FALMOUTH, N.S. - Sixteen-year-old Yumi Miyano has been passionate about hockey since she was a little girl. The only problem? It’s not very big in Japan, at least, not as big as it is here.
So, why not move to the birthplace of hockey?
“My dad was joking, ‘oh you should go to Canada and play hockey,’” Miyano said.
“He was joking, but then I realized that I really wanted to go to Canada and study English, so I came here,” she said.
“My friends were like ‘oh Yumi,’” she added with a laugh.
Playing on Japanese teams for nine years, Miyano looked into the options and signed up for the student exchange program.
She is now in her second year on the Avon View Avalanche hockey team, playing as a forward.
She’s planning to continue at Avon View next year and graduate from high school in Nova Scotia.
Miyano has made close friendships and bonds with her schoolmates and her boarding family; it’s been a life-changing experience for her.
“Sometimes it is a challenge (having English as a second language),” she said. “But, I like it.”
She grew up in Fukuoka, Japan, near southern edge of the Pacific nation, which features warm, balmy days and nearly no snow.
“It was a change here,” she said. “The food is different, people are different. Japan is more busy. There, it would all be about going on the train or the subway, but here it is… quiet.”
The bustling streets of Fukuoka and the quiet, pastoral setting of Falmouth are worlds apart, but she’s enjoying the transition.
“I feel like I am Canadian,” she said with a smile.
She first became interested in the sport when she was six-years-old and her family was living in Seattle at the time. They would watch hockey games together and when they moved back to Japan, the interest stuck.
“We found out more about hockey in Japan,” she said. “In Japan, hockey is not as famous as it is here. Like, when I was 10-years-old, my team was just five players plus (a) goalie, so we didn’t have (subs). And there were just three or four teams (in my city).”
Having a small, close-knit group of players did have its advantages — “my teammates were like family,” she said.
But with that also came a lot of practise and not as many games against a wide range of players, which is what she gets to experience now.
“Here, we have many games, every weekend, (and) there’s a league,” she said.
The first year on the team was challenging with the language barrier, but now that she knows her fellow players well, it’s become less of an issue.
“Hockey is my communication, how I make friends, and it makes it more easy to see more places,” she said. “In Japan, we lost most games, but here we are doing much better.”
Rob Davies, is the head coach of the Avon View girls hockey team.
He’s worked with Miyano now for two years, twice as her coach and now also as her board parent.
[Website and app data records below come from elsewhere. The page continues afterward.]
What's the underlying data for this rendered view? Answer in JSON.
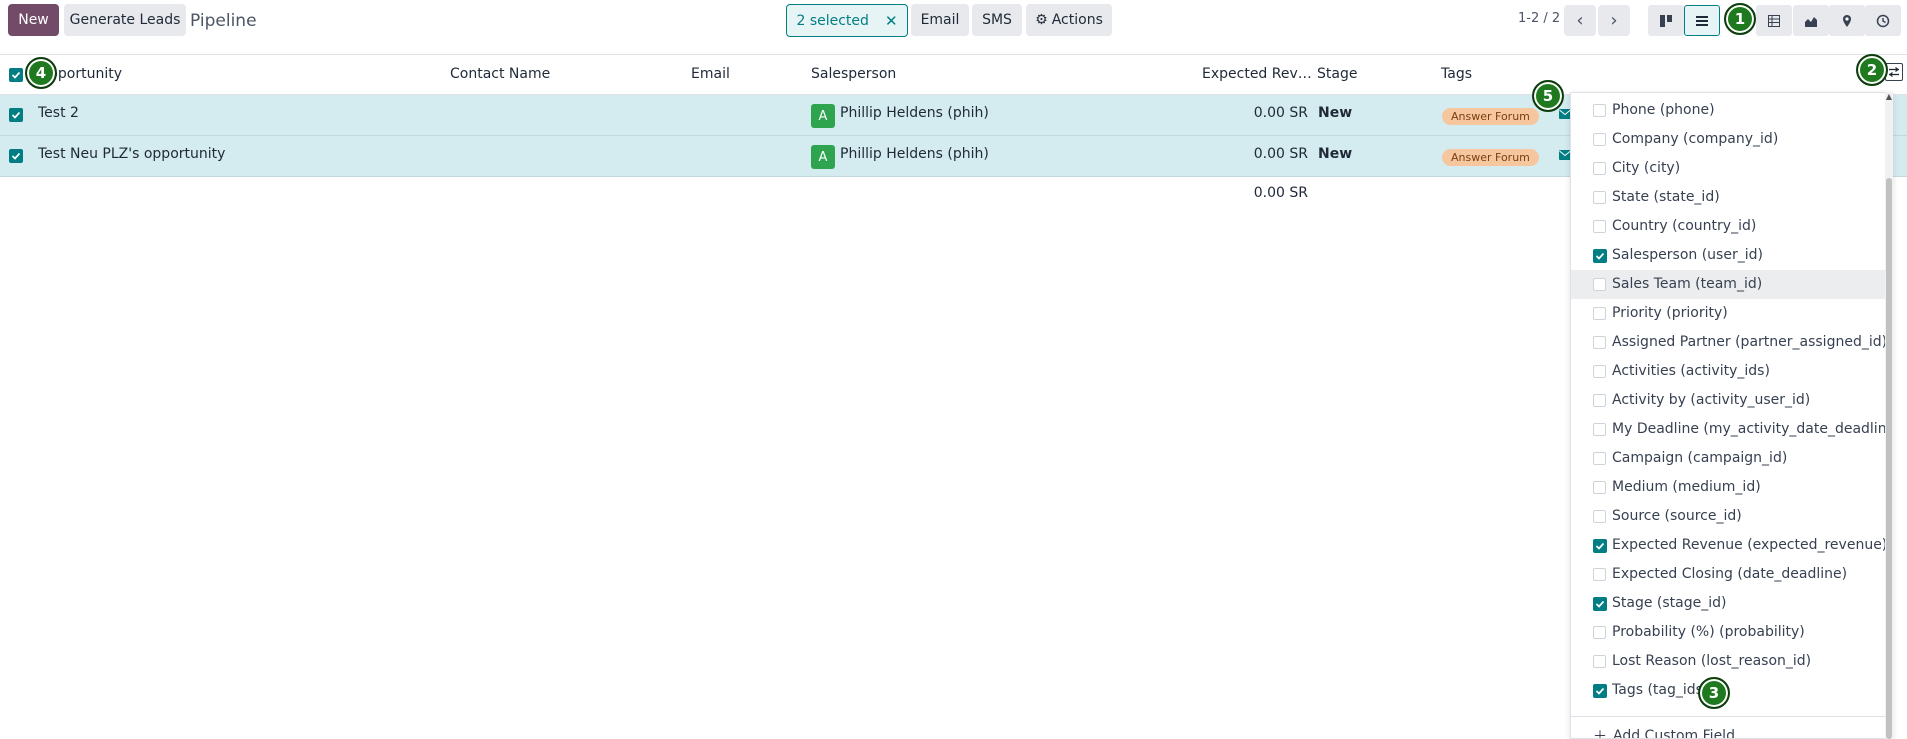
{
  "control_panel": {
    "new_label": "New",
    "generate_leads_label": "Generate Leads",
    "breadcrumb": "Pipeline",
    "selected_label": "2 selected",
    "clear_selection_icon": "close-icon",
    "email_label": "Email",
    "sms_label": "SMS",
    "actions_label": "Actions",
    "pager_value": "1-2 / 2"
  },
  "view_switcher": {
    "views": [
      "kanban",
      "list",
      "pivot",
      "graph",
      "map",
      "activity"
    ],
    "active": "list"
  },
  "list": {
    "headers": {
      "opportunity": "Opportunity",
      "contact_name": "Contact Name",
      "email": "Email",
      "salesperson": "Salesperson",
      "expected_revenue": "Expected Rev…",
      "stage": "Stage",
      "tags": "Tags"
    },
    "rows": [
      {
        "opportunity": "Test 2",
        "contact_name": "",
        "email": "",
        "salesperson_initial": "A",
        "salesperson": "Phillip Heldens (phih)",
        "expected_revenue": "0.00 SR",
        "stage": "New",
        "tag": "Answer Forum",
        "selected": true
      },
      {
        "opportunity": "Test Neu PLZ's opportunity",
        "contact_name": "",
        "email": "",
        "salesperson_initial": "A",
        "salesperson": "Phillip Heldens (phih)",
        "expected_revenue": "0.00 SR",
        "stage": "New",
        "tag": "Answer Forum",
        "selected": true
      }
    ],
    "total_revenue": "0.00 SR"
  },
  "optional_columns": {
    "items": [
      {
        "label": "Phone (phone)",
        "checked": false
      },
      {
        "label": "Company (company_id)",
        "checked": false
      },
      {
        "label": "City (city)",
        "checked": false
      },
      {
        "label": "State (state_id)",
        "checked": false
      },
      {
        "label": "Country (country_id)",
        "checked": false
      },
      {
        "label": "Salesperson (user_id)",
        "checked": true
      },
      {
        "label": "Sales Team (team_id)",
        "checked": false
      },
      {
        "label": "Priority (priority)",
        "checked": false
      },
      {
        "label": "Assigned Partner (partner_assigned_id)",
        "checked": false
      },
      {
        "label": "Activities (activity_ids)",
        "checked": false
      },
      {
        "label": "Activity by (activity_user_id)",
        "checked": false
      },
      {
        "label": "My Deadline (my_activity_date_deadline)",
        "checked": false
      },
      {
        "label": "Campaign (campaign_id)",
        "checked": false
      },
      {
        "label": "Medium (medium_id)",
        "checked": false
      },
      {
        "label": "Source (source_id)",
        "checked": false
      },
      {
        "label": "Expected Revenue (expected_revenue)",
        "checked": true
      },
      {
        "label": "Expected Closing (date_deadline)",
        "checked": false
      },
      {
        "label": "Stage (stage_id)",
        "checked": true
      },
      {
        "label": "Probability (%) (probability)",
        "checked": false
      },
      {
        "label": "Lost Reason (lost_reason_id)",
        "checked": false
      },
      {
        "label": "Tags (tag_ids)",
        "checked": true
      }
    ],
    "add_custom_field_label": "Add Custom Field"
  },
  "markers": [
    "1",
    "2",
    "3",
    "4",
    "5"
  ],
  "colors": {
    "primary": "#714B67",
    "accent": "#017e84",
    "selected_row": "#d4ebef",
    "avatar": "#2ea44f",
    "tag_bg": "#f6c79e",
    "marker": "#1f7a1f"
  }
}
“She puts in a solid effort every game and brings a positive attitude,” Davies said. “She’s hard-working and has a nose for the net. She’s not the biggest kids out there, but won’t get knocked down.”
He said that she’s smart and knows how to find open ice, but isn’t afraid to get up close and personal if need be.
“For the good of her team, she’ll take a lump or two,” he said. “She likes the competitive games, the close ones.”
Off the ice, he said she also makes a mean sushi roll and kicks butt at Nintendo.
“Having her live with us has been great for our whole family, they love having her,” he said.
“She interacts so well with my kids and they learn so much from each other. She’s one of the family,” he continued.
“It’s basically like I have a daughter on the team,” he said. “Sometimes that doesn’t always work out in her favour. But we don’t let that come home, once the game is over, it’s over.”
Davies said he’s working with Miyano on improving her positional play and getting stronger on the puck.
“She came to us with a good hockey IQ already,” he said. “She knows where to be, and with players like that, the puck finds them.”
He said that he’s also seen a huge improvement in Miyano’s English skills, which has improved communication on the ice and in the classroom.
The Avalanche are already having an incredible season; they are undefeated in their league. Davies said he’s thrilled with their success so far, especially after not knowing what would happen after losing many key players from the previous graduating class.
“We’ve had some Grade 9s comes in and have really shined,” he said. “And everyone else still on the team is a year older and a year wiser and it’s neat to see how they’ve continued to improve.”
Davies said he’s hoping the Avalanche will be back to compete at the provincials, and if they keep their current momentum, that’s likely to happen.
“For now, we’ll focus on doing our best at regionals,” he added.